In our weekly discussion of The Cure: What if God Isn’t Who You Think He Is and Neither Are You, by John Lynch, Bruce McNichol and Bill Thrall, we’ve reached a chapter entitled “Two Friends.” It’s about the positive and negative influences in your life, and what the differences are between them, especially when the differences may not be immediately apparent.
My mind began to drift. I asked myself, who are the influences in my life, aside from family? Who are the people I consider friends? Not just casual acquaintances, but real friends, people you feel you can trust, go to advice for, stand by you, and who know they can expect the same from you?
I have to admit my list is rather small.
Five years ago, I could name several people at work, where I spend most of each waking day. But retirement has claimed some; others have left for better opportunities, including one in just the last few weeks. The individual asked me for advice about whether to accept a job offer from another company; I listened more than I talked, but it was obvious the offer was better than the existing job at our company. This was a leaving that hurt; I think I’m down to one close friend at work now.
I consider friends at church. The situation is complicated by the question of which church – the one we attended for 15 years and poured a lot of ourselves into, or the one we attend now where we’re both have been rather “gun shy.” One couple whom we were particularly close to moved away; another went to another church; others drifted away with the change in churches (we went in one direction, they in another).
We have neighbors we have great regard for, but I can’t say we see them on a social basis except once or twice a year for neighborhood get-togethers. And there are virtual friends, people I have met online, some of whom I’ve had the pleasure of meeting face-to-face but many, perhaps most, I have not. I will say this – for those virtual friends whom I have actually met face-to-face, I have not been disappointed – they were the same in person as they were online. One day I hope to meet an online friend who lives in another part of the world; we missed meeting each other in London in October by a few short hours.
The question in all of these examples is, what makes a good friend? What makes another person a good influence? The Cure has some answers that resonate with me.
A good influence, a good friend, the authors write, is one who asks permission to earn trust, to be let in to your confidence.
A good friend sees you as a saint – a saint who still fails. They see behind the façade and love you anyway.
A good friend wants to see you grow more, and give love more. They’re not interested in changing your behavior as much as they are in seeing you love more. They’re don’t try to “fix” you, or correct some behavior or thinking they believe needs fixing. You feel accepted. This doesn’t mean you won’t need occasional reproving, but when they do it, they do it in love, and you know it.
A good friend is something we all hunger for, and something we all need.
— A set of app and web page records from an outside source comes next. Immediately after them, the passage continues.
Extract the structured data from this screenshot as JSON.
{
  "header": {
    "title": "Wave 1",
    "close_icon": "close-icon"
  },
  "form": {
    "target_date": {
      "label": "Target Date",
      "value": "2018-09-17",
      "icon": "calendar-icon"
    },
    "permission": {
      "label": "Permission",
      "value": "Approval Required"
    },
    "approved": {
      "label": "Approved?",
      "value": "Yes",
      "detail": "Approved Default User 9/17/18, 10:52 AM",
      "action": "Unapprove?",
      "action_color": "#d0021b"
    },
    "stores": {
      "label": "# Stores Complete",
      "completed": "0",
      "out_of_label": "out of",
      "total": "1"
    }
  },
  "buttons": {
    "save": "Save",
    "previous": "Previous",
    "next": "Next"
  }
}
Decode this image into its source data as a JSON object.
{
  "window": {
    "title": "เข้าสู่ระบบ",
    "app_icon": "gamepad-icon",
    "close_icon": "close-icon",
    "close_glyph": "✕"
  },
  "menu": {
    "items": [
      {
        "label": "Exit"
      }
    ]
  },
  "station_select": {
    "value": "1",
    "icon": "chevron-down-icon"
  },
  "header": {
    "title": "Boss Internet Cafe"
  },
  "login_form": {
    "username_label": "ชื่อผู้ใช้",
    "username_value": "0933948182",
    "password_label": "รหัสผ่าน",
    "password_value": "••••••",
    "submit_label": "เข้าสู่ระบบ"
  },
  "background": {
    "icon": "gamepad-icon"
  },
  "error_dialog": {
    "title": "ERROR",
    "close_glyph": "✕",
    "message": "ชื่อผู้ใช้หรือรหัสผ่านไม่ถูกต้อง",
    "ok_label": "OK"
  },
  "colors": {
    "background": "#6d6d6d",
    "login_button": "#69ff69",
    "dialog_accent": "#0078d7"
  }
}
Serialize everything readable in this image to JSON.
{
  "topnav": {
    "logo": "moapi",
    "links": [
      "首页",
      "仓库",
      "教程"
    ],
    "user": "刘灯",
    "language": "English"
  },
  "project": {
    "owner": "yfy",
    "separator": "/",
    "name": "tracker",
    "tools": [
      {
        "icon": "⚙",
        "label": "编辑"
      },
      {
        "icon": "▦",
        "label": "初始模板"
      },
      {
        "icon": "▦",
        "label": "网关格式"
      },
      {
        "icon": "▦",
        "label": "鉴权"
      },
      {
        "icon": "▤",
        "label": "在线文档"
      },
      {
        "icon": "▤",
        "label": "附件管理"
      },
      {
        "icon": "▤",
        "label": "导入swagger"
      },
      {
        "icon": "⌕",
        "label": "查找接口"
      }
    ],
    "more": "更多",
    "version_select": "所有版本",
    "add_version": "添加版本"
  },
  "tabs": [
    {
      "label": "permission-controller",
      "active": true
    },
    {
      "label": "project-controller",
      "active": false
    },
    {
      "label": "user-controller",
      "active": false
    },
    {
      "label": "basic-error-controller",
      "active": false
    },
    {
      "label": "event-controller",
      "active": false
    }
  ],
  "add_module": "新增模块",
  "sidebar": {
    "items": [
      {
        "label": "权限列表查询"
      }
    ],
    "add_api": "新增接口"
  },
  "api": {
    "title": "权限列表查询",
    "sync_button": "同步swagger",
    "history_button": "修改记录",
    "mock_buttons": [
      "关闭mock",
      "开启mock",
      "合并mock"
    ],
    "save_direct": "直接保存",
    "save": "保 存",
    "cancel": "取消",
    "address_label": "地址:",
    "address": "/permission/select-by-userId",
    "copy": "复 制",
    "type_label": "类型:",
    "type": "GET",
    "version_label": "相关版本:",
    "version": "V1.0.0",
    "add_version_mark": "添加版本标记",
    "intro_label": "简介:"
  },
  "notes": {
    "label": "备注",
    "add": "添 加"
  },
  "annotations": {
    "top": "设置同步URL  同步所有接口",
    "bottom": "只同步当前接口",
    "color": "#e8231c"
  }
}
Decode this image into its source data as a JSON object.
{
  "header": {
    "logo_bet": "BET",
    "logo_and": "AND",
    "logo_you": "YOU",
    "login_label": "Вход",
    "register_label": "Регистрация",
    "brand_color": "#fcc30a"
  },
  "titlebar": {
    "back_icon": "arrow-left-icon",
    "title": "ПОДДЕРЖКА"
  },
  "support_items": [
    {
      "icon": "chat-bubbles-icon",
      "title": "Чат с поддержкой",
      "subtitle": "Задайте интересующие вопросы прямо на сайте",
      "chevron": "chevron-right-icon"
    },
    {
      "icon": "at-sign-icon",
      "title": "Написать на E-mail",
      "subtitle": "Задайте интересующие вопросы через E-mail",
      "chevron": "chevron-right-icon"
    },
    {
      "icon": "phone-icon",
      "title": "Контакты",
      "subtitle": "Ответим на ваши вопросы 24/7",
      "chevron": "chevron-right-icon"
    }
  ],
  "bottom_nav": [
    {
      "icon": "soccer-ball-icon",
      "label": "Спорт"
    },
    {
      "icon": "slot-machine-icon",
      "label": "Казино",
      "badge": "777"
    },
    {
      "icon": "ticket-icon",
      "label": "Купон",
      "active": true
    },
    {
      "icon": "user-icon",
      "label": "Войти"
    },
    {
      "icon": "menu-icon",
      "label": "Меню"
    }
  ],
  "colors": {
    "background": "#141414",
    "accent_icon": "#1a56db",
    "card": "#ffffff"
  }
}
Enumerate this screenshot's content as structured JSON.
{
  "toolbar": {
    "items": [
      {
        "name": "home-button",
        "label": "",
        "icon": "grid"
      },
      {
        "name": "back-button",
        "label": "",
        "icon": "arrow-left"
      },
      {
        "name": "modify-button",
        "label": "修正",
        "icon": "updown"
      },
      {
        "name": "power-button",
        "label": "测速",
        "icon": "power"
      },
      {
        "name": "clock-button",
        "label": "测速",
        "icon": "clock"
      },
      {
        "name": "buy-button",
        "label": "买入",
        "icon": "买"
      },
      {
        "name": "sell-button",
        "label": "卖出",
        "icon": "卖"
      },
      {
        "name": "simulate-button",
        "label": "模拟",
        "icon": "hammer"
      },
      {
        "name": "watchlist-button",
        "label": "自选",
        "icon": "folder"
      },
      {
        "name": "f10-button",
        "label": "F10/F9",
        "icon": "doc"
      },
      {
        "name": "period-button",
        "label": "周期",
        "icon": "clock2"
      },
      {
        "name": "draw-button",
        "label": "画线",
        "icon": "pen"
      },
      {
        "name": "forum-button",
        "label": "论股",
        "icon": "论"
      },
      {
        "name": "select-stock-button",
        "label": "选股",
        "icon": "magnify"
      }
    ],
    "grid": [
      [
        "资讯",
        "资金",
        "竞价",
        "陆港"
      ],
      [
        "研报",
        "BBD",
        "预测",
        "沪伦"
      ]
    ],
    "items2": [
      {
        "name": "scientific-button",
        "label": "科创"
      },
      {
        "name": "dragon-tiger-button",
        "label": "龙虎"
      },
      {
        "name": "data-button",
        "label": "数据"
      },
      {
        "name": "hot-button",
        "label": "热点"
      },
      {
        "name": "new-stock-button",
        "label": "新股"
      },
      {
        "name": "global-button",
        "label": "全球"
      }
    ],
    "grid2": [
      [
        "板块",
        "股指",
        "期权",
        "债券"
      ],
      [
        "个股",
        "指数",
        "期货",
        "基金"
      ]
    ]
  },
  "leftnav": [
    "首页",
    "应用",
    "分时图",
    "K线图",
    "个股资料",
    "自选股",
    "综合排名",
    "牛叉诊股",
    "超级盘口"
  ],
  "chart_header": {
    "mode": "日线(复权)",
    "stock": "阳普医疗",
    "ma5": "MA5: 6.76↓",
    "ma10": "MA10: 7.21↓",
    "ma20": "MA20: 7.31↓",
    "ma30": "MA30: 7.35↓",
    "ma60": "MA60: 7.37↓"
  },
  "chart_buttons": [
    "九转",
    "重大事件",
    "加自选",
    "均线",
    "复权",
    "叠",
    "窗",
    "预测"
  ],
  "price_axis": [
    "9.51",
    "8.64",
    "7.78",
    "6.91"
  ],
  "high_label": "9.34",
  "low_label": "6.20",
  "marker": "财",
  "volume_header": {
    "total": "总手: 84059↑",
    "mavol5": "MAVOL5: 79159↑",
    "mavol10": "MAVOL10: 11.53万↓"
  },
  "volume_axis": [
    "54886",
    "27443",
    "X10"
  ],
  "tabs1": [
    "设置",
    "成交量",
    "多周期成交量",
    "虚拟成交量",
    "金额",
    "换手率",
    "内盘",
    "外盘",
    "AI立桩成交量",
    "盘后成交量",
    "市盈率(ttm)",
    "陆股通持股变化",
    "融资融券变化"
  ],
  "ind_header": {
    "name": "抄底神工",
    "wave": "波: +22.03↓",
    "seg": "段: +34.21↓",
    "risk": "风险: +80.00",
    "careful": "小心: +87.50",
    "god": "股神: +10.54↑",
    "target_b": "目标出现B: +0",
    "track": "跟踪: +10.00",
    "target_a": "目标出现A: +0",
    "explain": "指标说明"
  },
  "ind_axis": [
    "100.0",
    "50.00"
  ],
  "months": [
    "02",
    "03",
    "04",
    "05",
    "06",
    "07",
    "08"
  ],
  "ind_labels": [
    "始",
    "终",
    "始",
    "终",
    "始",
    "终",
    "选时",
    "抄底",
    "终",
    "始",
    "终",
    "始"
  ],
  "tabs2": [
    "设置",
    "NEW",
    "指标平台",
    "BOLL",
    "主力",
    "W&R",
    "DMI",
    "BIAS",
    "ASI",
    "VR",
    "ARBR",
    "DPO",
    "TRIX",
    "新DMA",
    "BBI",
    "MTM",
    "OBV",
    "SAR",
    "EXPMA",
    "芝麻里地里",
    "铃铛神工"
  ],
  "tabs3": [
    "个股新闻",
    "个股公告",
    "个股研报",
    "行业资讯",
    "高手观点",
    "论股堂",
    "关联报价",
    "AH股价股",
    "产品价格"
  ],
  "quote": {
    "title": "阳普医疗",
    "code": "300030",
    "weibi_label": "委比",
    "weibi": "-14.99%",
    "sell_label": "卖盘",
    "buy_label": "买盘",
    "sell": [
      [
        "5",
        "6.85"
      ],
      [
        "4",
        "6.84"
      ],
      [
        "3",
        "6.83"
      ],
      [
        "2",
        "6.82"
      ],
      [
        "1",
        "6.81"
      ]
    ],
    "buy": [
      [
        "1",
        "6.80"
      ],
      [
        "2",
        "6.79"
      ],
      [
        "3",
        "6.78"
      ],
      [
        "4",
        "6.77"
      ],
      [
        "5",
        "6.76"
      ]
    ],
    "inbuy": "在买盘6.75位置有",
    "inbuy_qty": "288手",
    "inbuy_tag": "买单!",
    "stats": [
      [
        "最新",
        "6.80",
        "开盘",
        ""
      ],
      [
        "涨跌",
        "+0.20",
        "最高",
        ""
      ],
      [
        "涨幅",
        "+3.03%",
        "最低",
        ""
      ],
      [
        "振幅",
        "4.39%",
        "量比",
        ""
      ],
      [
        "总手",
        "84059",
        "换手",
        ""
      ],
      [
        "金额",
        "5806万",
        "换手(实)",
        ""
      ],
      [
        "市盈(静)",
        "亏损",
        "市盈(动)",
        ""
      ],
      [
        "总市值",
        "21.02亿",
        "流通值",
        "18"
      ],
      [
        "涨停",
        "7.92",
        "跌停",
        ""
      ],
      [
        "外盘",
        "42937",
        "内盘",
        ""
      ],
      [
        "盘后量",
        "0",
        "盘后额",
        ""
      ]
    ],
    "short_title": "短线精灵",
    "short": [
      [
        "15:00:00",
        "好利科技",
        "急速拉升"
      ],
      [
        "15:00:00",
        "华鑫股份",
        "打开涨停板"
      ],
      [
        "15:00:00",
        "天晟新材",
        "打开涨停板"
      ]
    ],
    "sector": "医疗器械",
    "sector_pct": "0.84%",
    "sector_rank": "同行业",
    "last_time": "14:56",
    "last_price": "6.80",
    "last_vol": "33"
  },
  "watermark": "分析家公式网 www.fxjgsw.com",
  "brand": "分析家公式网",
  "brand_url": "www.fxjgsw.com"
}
Led by Jason Stasyszen and Sarah Salter, we’ve been discussing The Cure. To see more posts on this chapter, “Two Friends,” please visit Sarah at Living Between the Lines.
Photograph by George Hodan via Public Domain Pictures. Used with permission.